The Columbus Dispatch
Black men as ‘Confederate vets’
Group honors 3 slaves they say fought for South
Shrouded in trees and partially covered up by a modern apartment complex, The Southern Hill Cemetery is easy to miss.
It sits atop a hill at the end of Sixth Street in Gadsden and is the city’s first and largest Black cemetery. Until recently, though, it had been forgotten.
When Chari Bostick found the site in 2013, it was overgrown with weeds and covered in litter. She was searching for the grave of her cousin, and his death certificate indicated that he was buried there. In the cemetery’s dilapidated state, though, she couldn’t find a stone bearing his name.
Instead, she found dozens of others.
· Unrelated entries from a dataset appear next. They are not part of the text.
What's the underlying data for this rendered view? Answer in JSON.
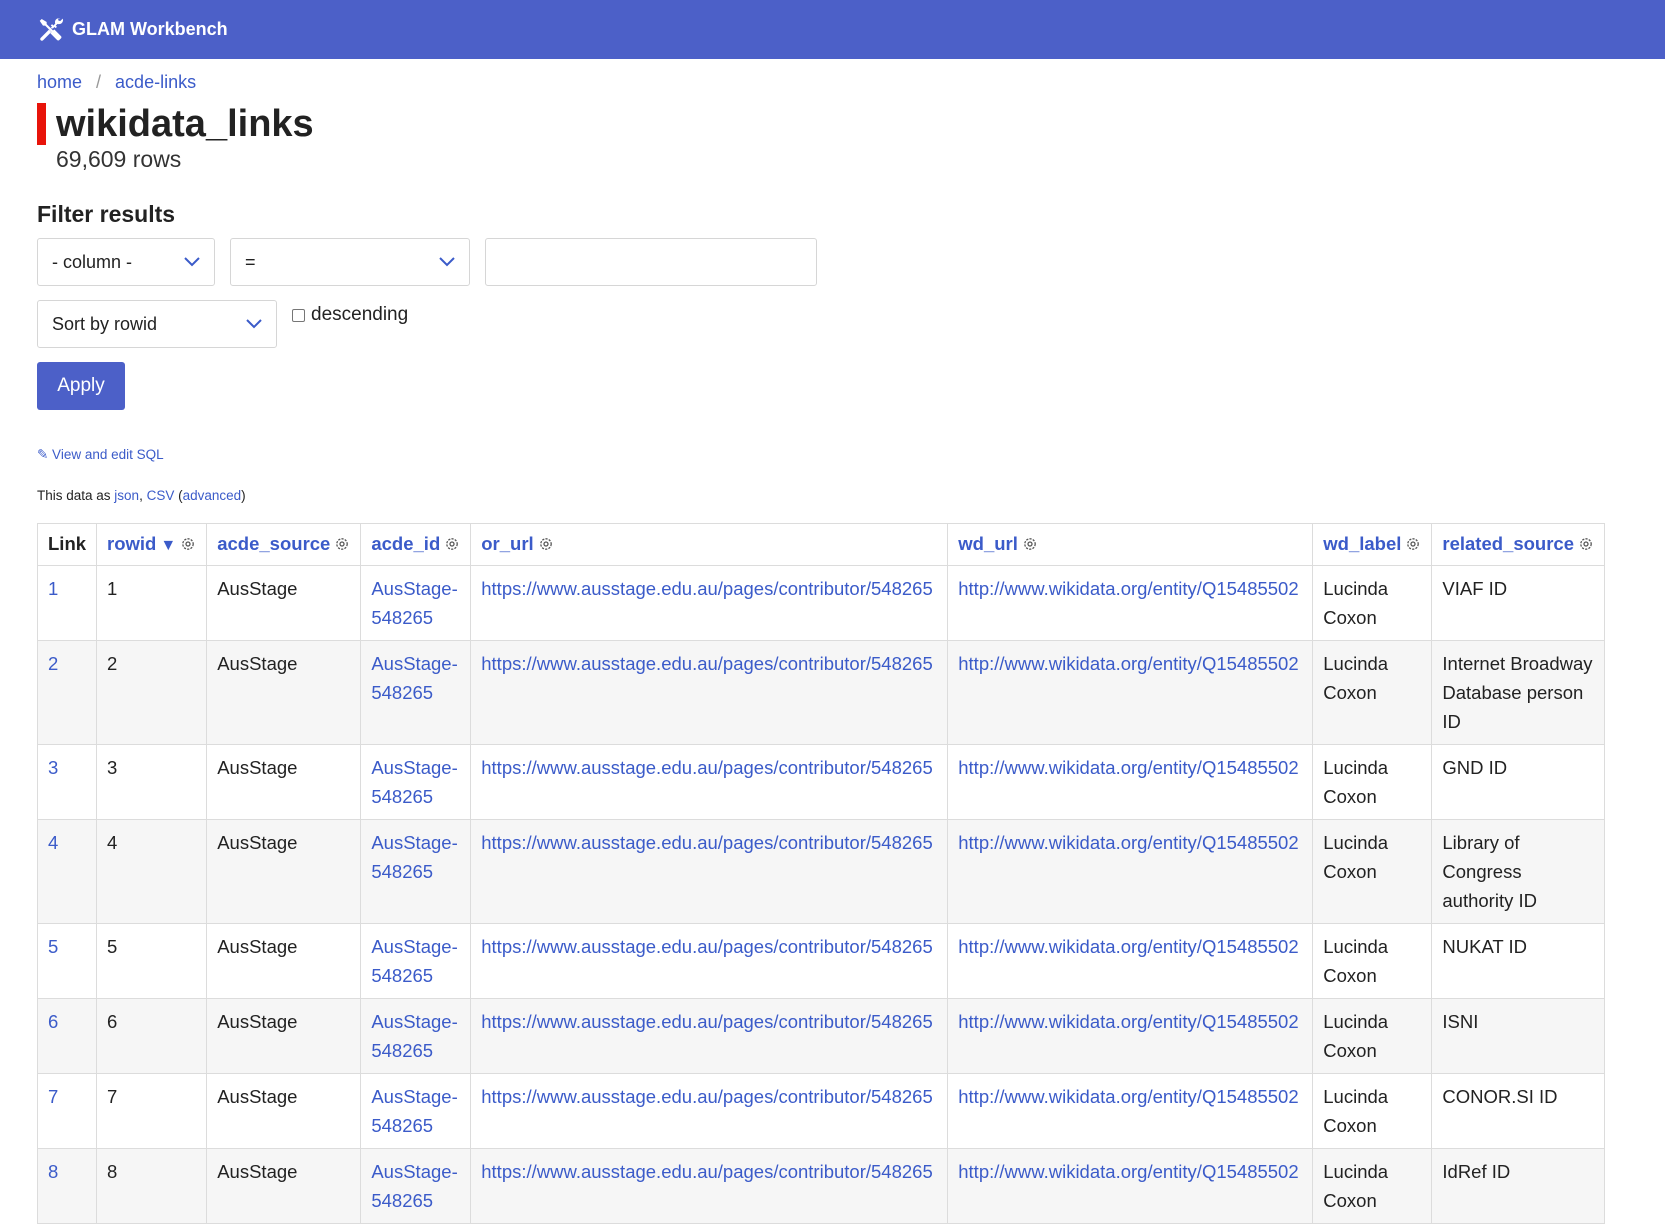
{
  "header": {
    "app_title": "GLAM Workbench",
    "icon": "tools-icon"
  },
  "breadcrumb": {
    "home": "home",
    "separator": "/",
    "db": "acde-links"
  },
  "page": {
    "title": "wikidata_links",
    "row_count": "69,609 rows"
  },
  "filter": {
    "heading": "Filter results",
    "column_select": "- column -",
    "op_select": "=",
    "value": "",
    "sort_select": "Sort by rowid",
    "descending_label": "descending",
    "descending_checked": false,
    "apply_label": "Apply"
  },
  "links": {
    "view_sql": "✎ View and edit SQL",
    "data_as_prefix": "This data as ",
    "json": "json",
    "comma": ", ",
    "csv": "CSV",
    "paren_open": " (",
    "advanced": "advanced",
    "paren_close": ")"
  },
  "table": {
    "columns": [
      "Link",
      "rowid",
      "acde_source",
      "acde_id",
      "or_url",
      "wd_url",
      "wd_label",
      "related_source"
    ],
    "sort_indicator": "▼",
    "rows": [
      {
        "link": "1",
        "rowid": "1",
        "acde_source": "AusStage",
        "acde_id": "AusStage-548265",
        "or_url": "https://www.ausstage.edu.au/pages/contributor/548265",
        "wd_url": "http://www.wikidata.org/entity/Q15485502",
        "wd_label": "Lucinda Coxon",
        "related_source": "VIAF ID"
      },
      {
        "link": "2",
        "rowid": "2",
        "acde_source": "AusStage",
        "acde_id": "AusStage-548265",
        "or_url": "https://www.ausstage.edu.au/pages/contributor/548265",
        "wd_url": "http://www.wikidata.org/entity/Q15485502",
        "wd_label": "Lucinda Coxon",
        "related_source": "Internet Broadway Database person ID"
      },
      {
        "link": "3",
        "rowid": "3",
        "acde_source": "AusStage",
        "acde_id": "AusStage-548265",
        "or_url": "https://www.ausstage.edu.au/pages/contributor/548265",
        "wd_url": "http://www.wikidata.org/entity/Q15485502",
        "wd_label": "Lucinda Coxon",
        "related_source": "GND ID"
      },
      {
        "link": "4",
        "rowid": "4",
        "acde_source": "AusStage",
        "acde_id": "AusStage-548265",
        "or_url": "https://www.ausstage.edu.au/pages/contributor/548265",
        "wd_url": "http://www.wikidata.org/entity/Q15485502",
        "wd_label": "Lucinda Coxon",
        "related_source": "Library of Congress authority ID"
      },
      {
        "link": "5",
        "rowid": "5",
        "acde_source": "AusStage",
        "acde_id": "AusStage-548265",
        "or_url": "https://www.ausstage.edu.au/pages/contributor/548265",
        "wd_url": "http://www.wikidata.org/entity/Q15485502",
        "wd_label": "Lucinda Coxon",
        "related_source": "NUKAT ID"
      },
      {
        "link": "6",
        "rowid": "6",
        "acde_source": "AusStage",
        "acde_id": "AusStage-548265",
        "or_url": "https://www.ausstage.edu.au/pages/contributor/548265",
        "wd_url": "http://www.wikidata.org/entity/Q15485502",
        "wd_label": "Lucinda Coxon",
        "related_source": "ISNI"
      },
      {
        "link": "7",
        "rowid": "7",
        "acde_source": "AusStage",
        "acde_id": "AusStage-548265",
        "or_url": "https://www.ausstage.edu.au/pages/contributor/548265",
        "wd_url": "http://www.wikidata.org/entity/Q15485502",
        "wd_label": "Lucinda Coxon",
        "related_source": "CONOR.SI ID"
      },
      {
        "link": "8",
        "rowid": "8",
        "acde_source": "AusStage",
        "acde_id": "AusStage-548265",
        "or_url": "https://www.ausstage.edu.au/pages/contributor/548265",
        "wd_url": "http://www.wikidata.org/entity/Q15485502",
        "wd_label": "Lucinda Coxon",
        "related_source": "IdRef ID"
      }
    ]
  },
  "colors": {
    "accent": "#4c60c8",
    "link": "#3b5bc9",
    "title_bar": "#e8140a"
  }
}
Today, Bostick is still searching for her ancestor’s grave, but in the meantime, she has dedicated herself to rehabilitating and preserving the cemetery, which was added to the Alabama Historic Register in 2013. The project, she says, has taken on a life of its own.
In the past year, it has evolved to include Confederate groups such as Sons of Confederate Veterans, Civil War reenactors, and the American Legion Honor Guard, all of whom gathered at Southern Hill on the first Sunday of November.
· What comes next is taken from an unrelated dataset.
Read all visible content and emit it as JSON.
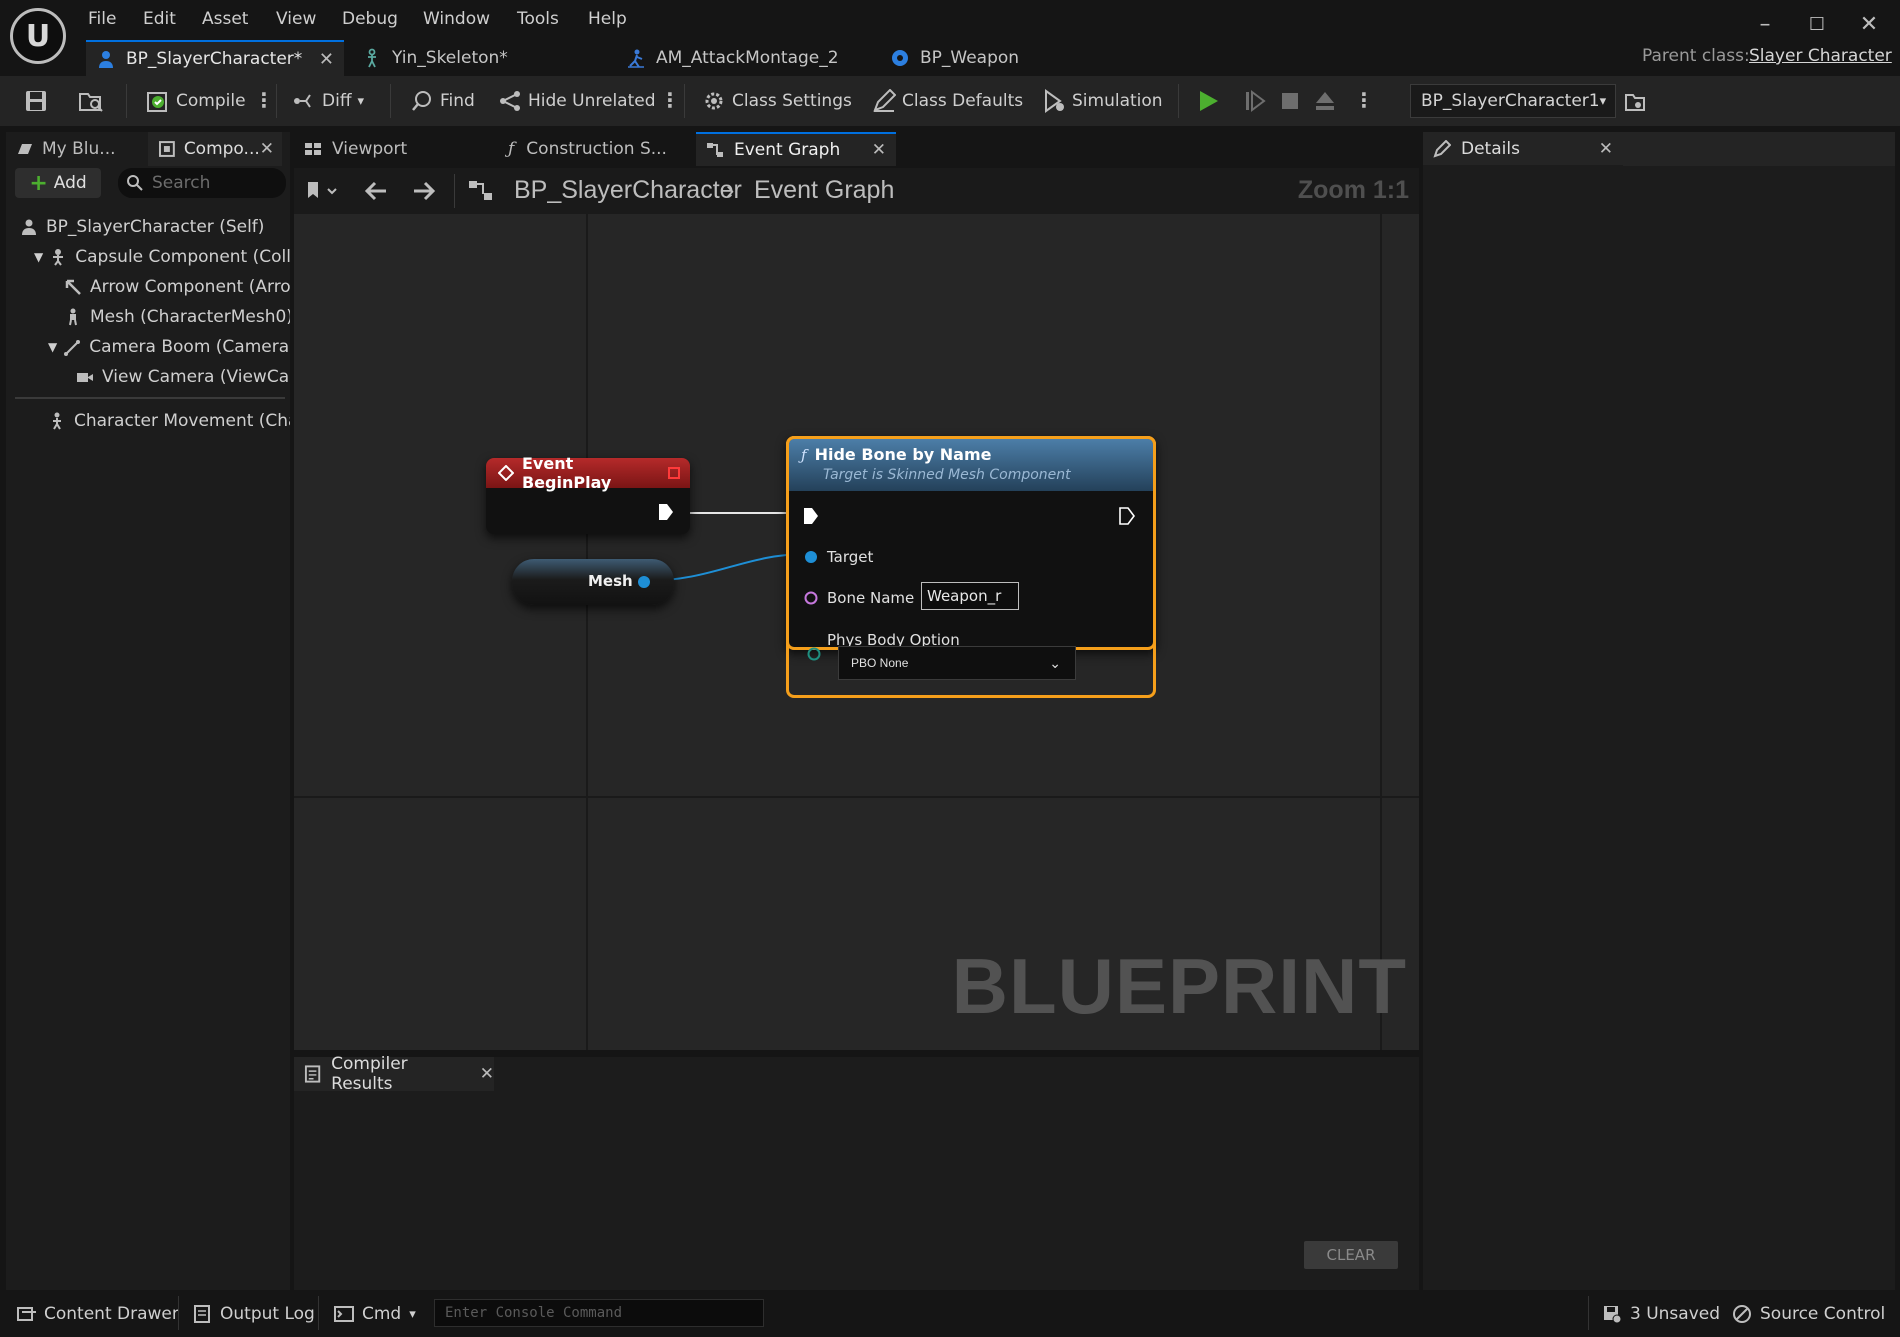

They came to honor the graves of three Black men as Confederate war veterans.
From war to death
David Sheffield, Wash Sheffield and a man named only as Bellisner were buried at Southern Hill some time after the Civil War, though the exact years are uncertain.
The three men were slaves who lived in the Gadsden area in the mid-1800s, and when the Civil War began in 1861, they were brought into battle with the 48th Alabama Infantry.
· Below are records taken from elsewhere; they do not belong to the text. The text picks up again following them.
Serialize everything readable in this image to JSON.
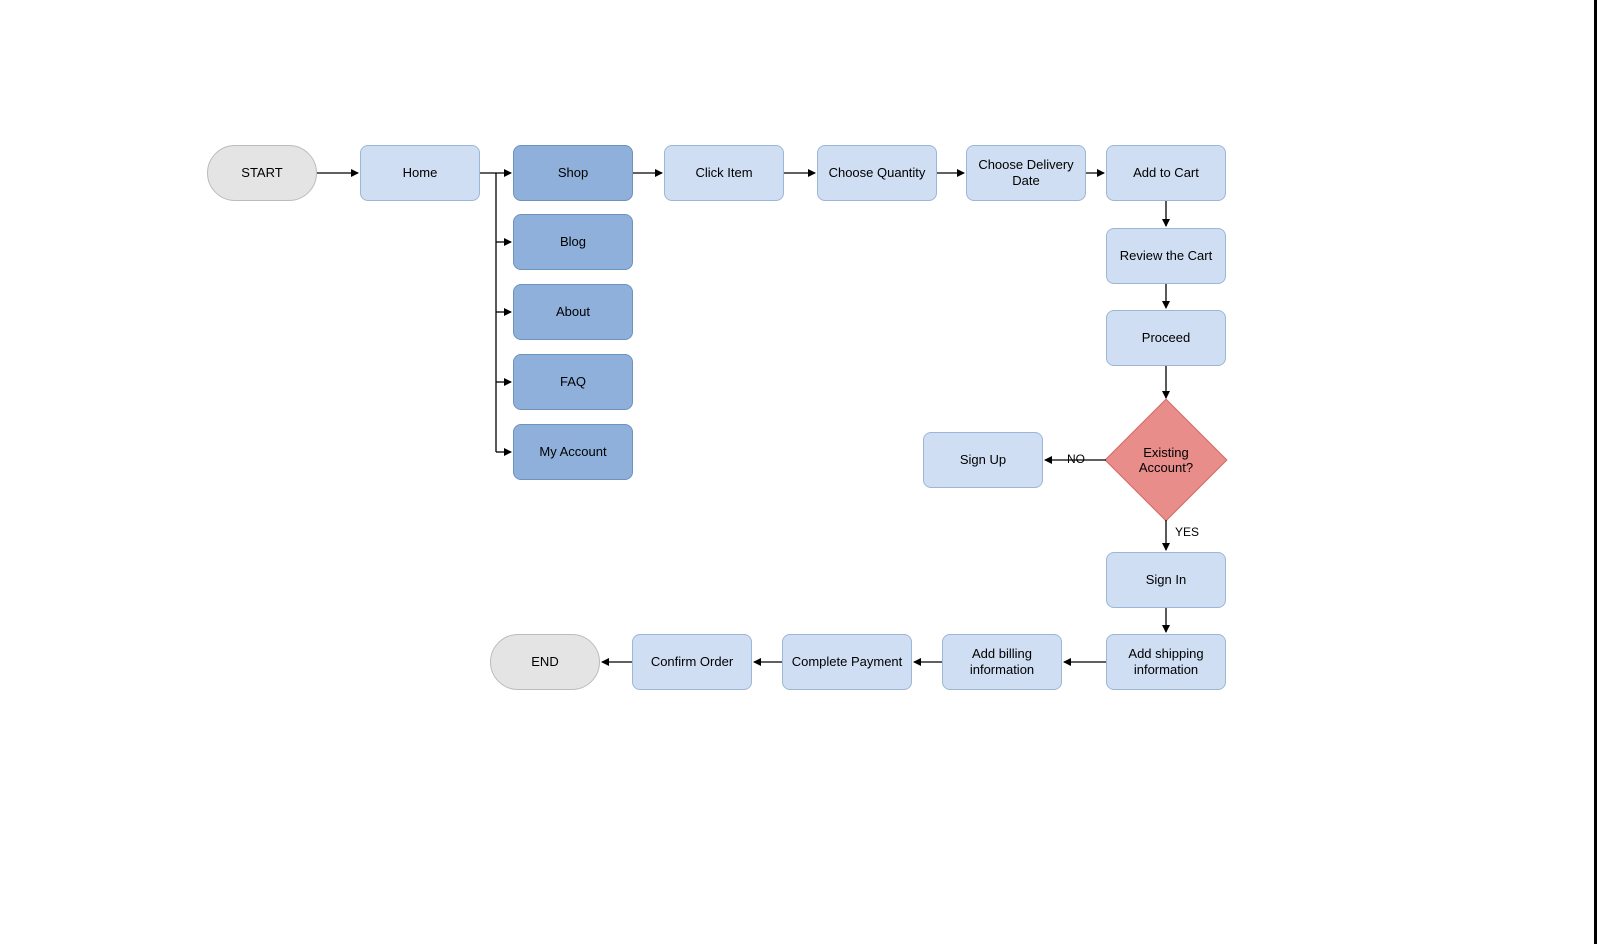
{
  "terminators": {
    "start": "START",
    "end": "END"
  },
  "nodes": {
    "home": "Home",
    "shop": "Shop",
    "blog": "Blog",
    "about": "About",
    "faq": "FAQ",
    "my_account": "My Account",
    "click_item": "Click Item",
    "choose_qty": "Choose Quantity",
    "choose_date": "Choose Delivery Date",
    "add_cart": "Add to Cart",
    "review_cart": "Review the Cart",
    "proceed": "Proceed",
    "sign_up": "Sign Up",
    "sign_in": "Sign In",
    "add_shipping": "Add shipping information",
    "add_billing": "Add billing information",
    "complete_payment": "Complete Payment",
    "confirm_order": "Confirm Order"
  },
  "decision": {
    "existing_account": "Existing Account?"
  },
  "edge_labels": {
    "no": "NO",
    "yes": "YES"
  }
}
Confederate Capt. A.L. Woodliff enslaved the Sheffields. According to Woodliff’s journal entries, which have been preserved by his living relatives, he
brought the brothers into war as his bodyguards.
The Gadsden Times published one entry years ago that described a battle the company participated in while traveling through Virginia.
“The cannon was roaring, the battle raged, and I told David Sheffield, my bodyguard who wore the Confederate uniform, to go to the rear,” Woodliff wrote. “Later looking around, I saw Dave. I yelled, ‘Dave I told you to get to the rear.’ Dave replied, ‘But Captain they ain’t no rear.’ ”
The entry goes on to describe how both Woodliff and Sheffield were injured in the battle but survived it.
“While researching, I came across their service through The Gadsden Times articles, and they had a reunion for that company here in Gadsden,” Bostick said.
Every time she discovers a forgotten name buried at Southern Hill, she tries to find out as much as she can about that person, both to remember them and to notify any living relatives of the gravesite.
During the course of this process for
the Sheffields, Bostick said she saw an old newspaper story that included interviews with the brothers, “and they were happy to be there,” she said. “They were happy to have served, to have helped Mr. Woodliff out of the dangerous situation.”
Historian Kevin Levin, however, says this depiction of enslaved men as “Black Confederates” is a myth perpetuated by heritage groups and a general misunderstanding of the Civil War.
“They are blurring the boundaries between slave and soldier,” he said. “Understanding the post-war context for those newspaper articles is really important, and they can be really difficult to interpret.”
In the Reconstruction Era after the Civil War, Black people were free from slavery, but they were still widely disenfranchised.
Thus, when Confederate reunions would happen, Levin says former slaves who were brought into the war would use the events as an opportunity to make money or remain in the good graces of their former masters.
“In other words, if they show support to the former Confederacy, if they show their support and loyalty to their former masters, then perhaps they will benefit and their families will benefit back home.”
Why Confederates were the answer
As a Black woman, Bostick said she was not ignoring the controversy associated with Confederate heritage. She had complicated emotions surrounding the ceremony to honor the three men, but ultimately, she separated her feelings from the men she was commemorating.
“Who am I to stand in the way of honoring them the way that they should be honored?” Bostick said. “I really don’t know how to feel. I just came with, you know, an open mind and a willingness to honor them in whatever way I could.”
The three headstones, accompanied by Confederate flags and thick black crosses, were donated to Bostick’s Grace Heritage Community Development by the Sons of Confederate Veterans. Originally, though, that was not her plan.
For five years, Bostick worked to get the U.S. Department of Veterans Affairs to furnish the headstones for the Sheffields and Bellisner. She said she gave the VA all of the proof she had that the three men were veterans, but “it returned nothing.”
The VA will provide a government headstone free of charge for “the unmarked grave of any deceased eligible veteran,” and Bostick has received several headstones for veterans of other wars this way. She was in the midst of deciding next steps for the three graves when the Sons of Confederate Veterans approached her in the summer of 2020.
“When we had a lot of the racial outbreaks here and just in the United States as a whole, I was asked if I would come and speak to the Sons,” Bostick said. “After it was over, they wanted to know how they could help me to continue my work. I was having the hardest time getting those headstones from the VA, and so they wanted to help.”
From there, the next steps were simply to engrave and install the headstones.